#### Exercise instructions:
Find each line of the entries with the string "Instruments", please, and copy it.

#### Provided records:
-*-*-

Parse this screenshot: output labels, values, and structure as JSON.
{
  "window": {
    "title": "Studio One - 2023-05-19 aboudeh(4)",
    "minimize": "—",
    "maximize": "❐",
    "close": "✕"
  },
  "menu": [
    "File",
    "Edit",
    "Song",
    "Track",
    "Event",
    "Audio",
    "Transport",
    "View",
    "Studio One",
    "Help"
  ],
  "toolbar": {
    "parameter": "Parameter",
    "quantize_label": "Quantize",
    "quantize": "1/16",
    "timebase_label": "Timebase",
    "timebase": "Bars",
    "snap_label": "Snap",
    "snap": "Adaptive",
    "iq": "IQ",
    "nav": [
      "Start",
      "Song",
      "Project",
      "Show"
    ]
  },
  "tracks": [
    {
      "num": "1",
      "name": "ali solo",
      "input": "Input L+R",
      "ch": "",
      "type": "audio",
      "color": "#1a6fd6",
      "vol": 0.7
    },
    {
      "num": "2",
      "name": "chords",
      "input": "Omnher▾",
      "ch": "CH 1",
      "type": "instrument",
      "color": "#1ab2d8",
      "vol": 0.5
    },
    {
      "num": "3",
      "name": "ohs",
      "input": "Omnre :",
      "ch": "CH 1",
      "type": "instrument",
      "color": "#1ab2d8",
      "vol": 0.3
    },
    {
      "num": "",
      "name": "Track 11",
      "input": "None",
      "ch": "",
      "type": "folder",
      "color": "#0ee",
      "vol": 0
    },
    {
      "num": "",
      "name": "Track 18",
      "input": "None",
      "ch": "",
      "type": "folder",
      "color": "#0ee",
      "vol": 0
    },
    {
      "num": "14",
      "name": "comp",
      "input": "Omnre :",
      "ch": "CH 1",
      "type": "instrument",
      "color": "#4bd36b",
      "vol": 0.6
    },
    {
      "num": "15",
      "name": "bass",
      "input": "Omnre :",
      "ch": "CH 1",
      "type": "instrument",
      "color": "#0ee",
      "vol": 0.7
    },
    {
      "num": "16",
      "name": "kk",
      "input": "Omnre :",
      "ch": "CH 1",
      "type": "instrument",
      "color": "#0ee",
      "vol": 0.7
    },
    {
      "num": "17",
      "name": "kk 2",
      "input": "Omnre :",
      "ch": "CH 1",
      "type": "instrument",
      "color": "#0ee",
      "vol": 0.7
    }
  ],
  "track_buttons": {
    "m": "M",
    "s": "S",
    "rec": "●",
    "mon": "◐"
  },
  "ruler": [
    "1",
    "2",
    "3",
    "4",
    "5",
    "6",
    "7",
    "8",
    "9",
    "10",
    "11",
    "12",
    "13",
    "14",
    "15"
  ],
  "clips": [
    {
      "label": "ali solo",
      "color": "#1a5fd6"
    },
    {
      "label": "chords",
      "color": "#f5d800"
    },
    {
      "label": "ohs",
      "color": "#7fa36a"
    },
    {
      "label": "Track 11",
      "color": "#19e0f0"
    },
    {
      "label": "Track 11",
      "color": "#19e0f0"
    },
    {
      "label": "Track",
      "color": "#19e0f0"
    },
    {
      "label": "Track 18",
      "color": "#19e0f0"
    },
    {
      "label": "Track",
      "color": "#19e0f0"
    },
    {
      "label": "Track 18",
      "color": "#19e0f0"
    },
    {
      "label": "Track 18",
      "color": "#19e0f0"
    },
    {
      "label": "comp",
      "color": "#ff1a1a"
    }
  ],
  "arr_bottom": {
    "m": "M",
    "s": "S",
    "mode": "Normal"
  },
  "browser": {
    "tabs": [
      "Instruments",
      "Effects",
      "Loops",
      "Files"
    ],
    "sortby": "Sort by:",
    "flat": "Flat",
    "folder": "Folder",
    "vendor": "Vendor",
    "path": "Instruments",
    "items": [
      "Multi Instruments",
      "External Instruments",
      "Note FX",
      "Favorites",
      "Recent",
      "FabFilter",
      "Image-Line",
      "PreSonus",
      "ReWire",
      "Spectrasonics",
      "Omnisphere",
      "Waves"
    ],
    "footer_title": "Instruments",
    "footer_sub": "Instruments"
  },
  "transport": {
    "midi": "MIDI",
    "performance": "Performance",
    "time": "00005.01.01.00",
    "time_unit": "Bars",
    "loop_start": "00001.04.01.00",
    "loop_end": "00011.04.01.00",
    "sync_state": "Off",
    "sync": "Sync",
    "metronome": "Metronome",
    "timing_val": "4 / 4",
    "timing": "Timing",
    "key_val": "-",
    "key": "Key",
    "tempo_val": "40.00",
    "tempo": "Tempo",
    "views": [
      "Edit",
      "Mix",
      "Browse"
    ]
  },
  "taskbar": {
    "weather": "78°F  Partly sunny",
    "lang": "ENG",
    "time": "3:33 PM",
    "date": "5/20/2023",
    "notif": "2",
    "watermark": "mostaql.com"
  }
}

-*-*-

#### Result:
      "Instruments",
    "path": "Instruments",
      "Multi Instruments",
      "External Instruments",
    "footer_title": "Instruments",
    "footer_sub": "Instruments"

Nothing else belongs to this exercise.